Some 12 years ago, Stephen Colbert did a brilliant satire on how people will “know” a “truth” by looking it up in their gut: https://youtu.be/OBRKPoAPXEQ . We can see this every day. People are increasingly convinced of a “fact” without reading a single book, without interviewing a single expert, without conducting a single experiment. They just “know the truth” in their guts; and then maybe they add some “research” to back up their guts, by reading Internet forum posts on hoax websites and YouTube channels. It’s a curious coping mechanism for stress: latching onto make-believe certainty in order to avoid actually learning from a time of uncertainty.
Uncertainty is the only place where one can discover. How are you going to learn if you already know the answer? Study the scientists who worked to uncover the electromagnetic spectrum: https://imagine.gsfc.nasa.gov/science/toolbox/history_multiwavelength1.html . Not one of them pretended to know about the totality of the electromagnetic spectrum EVEN AFTER STUDYING IT INTENSELY FOR YEARS. Yet you know the underpinnings of the entire global economies and political structures from a meme and a 10 minute conspiracy theory video? Ok.
Real researchers attain real breakthroughs by toiling for an entire life time in their blind spots, by confronting the unknown for decades, so that we might arrive at the current state of affairs with phones and computers and x-rays and MRIs and ultrasounds and sonar and lasers and barcodes. The list is endless. We take it for granted. Our lives are measurably better in many ways due to exploration in the uncertainty. They didn’t “figure it all out”, and certainly not in a few minutes of paranoid incoherent meanderings.
In health and fitness, I encounter this constantly. People want answers. Final answers. Certainty. They want a diagnosis, a prescription, and a guarantee. Those people flounder. They fail. They just want the answer. But there is no answer. Success is found in the struggle, in the battle, in wrestling with what “doesn’t make sense.” The truth is found is trudging through what’s difficult. You don’t sweat, bleed, claw, and pay for it? You don’t deserve it. No one cares that you “used to eat whatever I wanted and never got fat.” That’s not how things ARE. The past passed. Will you adapt to reality or will you cling to make-believe?
If you are in love with uncertainty, you are unbreakable. Every time the ground shifts, you’re underwhelmed. Every time there’s a zig where others expect a zag, you’re unflappable. Every time the landscape moves, you’re unimpressed. Fall in love with uncertainty, because there is where we become strongest. Be unsure. Be uncertain. Be ready to learn from one mess so that you are prepared for the next.
The journey of life is like sidewalk demolition. Some people start out with a jackhammer. Some people have a crew. Most of us are all alone with a rusty chisel and a worn out mallet.

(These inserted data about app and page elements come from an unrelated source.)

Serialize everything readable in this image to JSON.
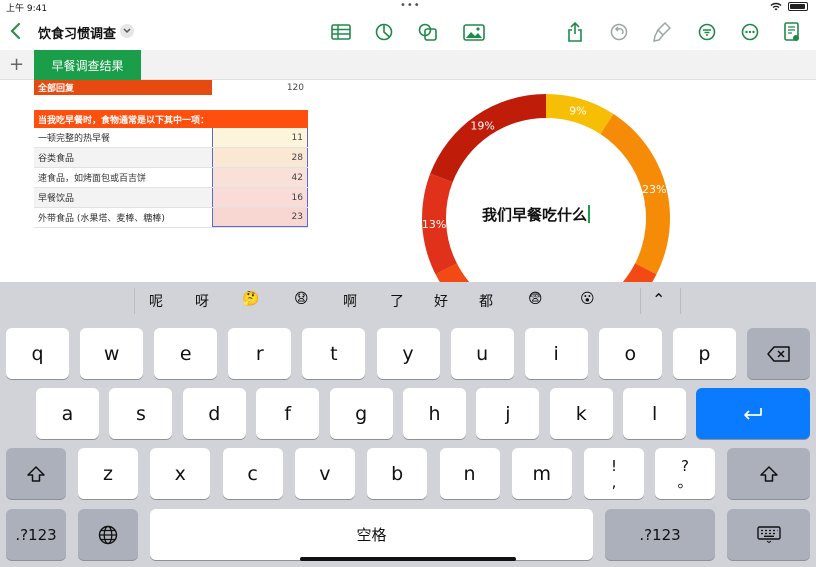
{
  "status": {
    "time": "上午 9:41",
    "dots": "•••"
  },
  "toolbar": {
    "title": "饮食习惯调查",
    "icons": [
      "table-icon",
      "chart-icon",
      "shapes-icon",
      "media-icon",
      "share-icon",
      "undo-icon",
      "format-brush-icon",
      "filter-icon",
      "more-icon",
      "doc-options-icon"
    ]
  },
  "sheet_bar": {
    "add": "+",
    "active_tab": "早餐调查结果"
  },
  "table1": {
    "label": "全部回复",
    "value": "120"
  },
  "table2": {
    "header": "当我吃早餐时，食物通常是以下其中一项：",
    "rows": [
      {
        "label": "一顿完整的热早餐",
        "value": "11",
        "fill": "#fdf4dc"
      },
      {
        "label": "谷类食品",
        "value": "28",
        "fill": "#fbe8d4"
      },
      {
        "label": "速食品，如烤面包或百吉饼",
        "value": "42",
        "fill": "#f9e0d8"
      },
      {
        "label": "早餐饮品",
        "value": "16",
        "fill": "#f9dcd8"
      },
      {
        "label": "外带食品 (水果塔、麦棒、糖棒)",
        "value": "23",
        "fill": "#f8d6d2"
      }
    ]
  },
  "chart_data": {
    "type": "pie",
    "style": "donut",
    "title": "我们早餐吃什么",
    "categories": [
      "一顿完整的热早餐",
      "谷类食品",
      "速食品，如烤面包或百吉饼",
      "早餐饮品",
      "外带食品 (水果塔、麦棒、糖棒)"
    ],
    "values": [
      11,
      28,
      42,
      16,
      23
    ],
    "colors": [
      "#f6bf06",
      "#f58b06",
      "#f24a12",
      "#e0321a",
      "#c01c0a"
    ],
    "visible_percent_labels": [
      {
        "index": 0,
        "text": "9%"
      },
      {
        "index": 1,
        "text": "23%"
      },
      {
        "index": 3,
        "text": "13%"
      },
      {
        "index": 4,
        "text": "19%"
      }
    ]
  },
  "keyboard": {
    "candidates": [
      "呢",
      "呀",
      "🤔",
      "😧",
      "啊",
      "了",
      "好",
      "都",
      "😨",
      "😮"
    ],
    "collapse": "⌃",
    "row1": [
      "q",
      "w",
      "e",
      "r",
      "t",
      "y",
      "u",
      "i",
      "o",
      "p"
    ],
    "row2": [
      "a",
      "s",
      "d",
      "f",
      "g",
      "h",
      "j",
      "k",
      "l"
    ],
    "row3": [
      "z",
      "x",
      "c",
      "v",
      "b",
      "n",
      "m"
    ],
    "punct1_top": "!",
    "punct1_bottom": ",",
    "punct2_top": "?",
    "punct2_bottom": "。",
    "numbers_label": ".?123",
    "space_label": "空格"
  }
}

But if we're determined to get through this thing, we better make do with what's available. It's not our fault that this is all we have. But it's still our responsibility to use these few tools for the task at hand.

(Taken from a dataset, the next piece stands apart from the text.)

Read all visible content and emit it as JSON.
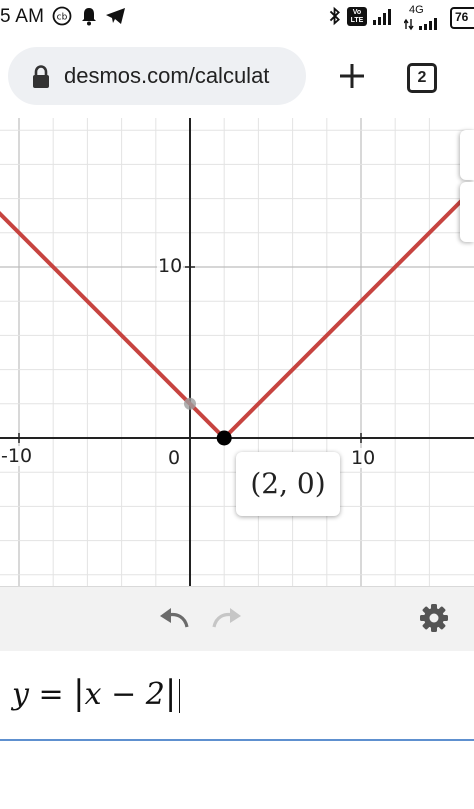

Everyone is going to get dirty. Everyone's going to breath in some dust. Some are going to get hurt. Some will take more breaks than others. All will die in the process.
Coveting some other set of tools is only going to slow you down. The temptation from frustration will be there to use the chisel for harming others. Every time you put your eyes on someone else's work, you risk crushing your own hand with the mallet.
Just focus on working your own sidewalk with your own tools, because that's all anyone can do. This is what you have. Use it.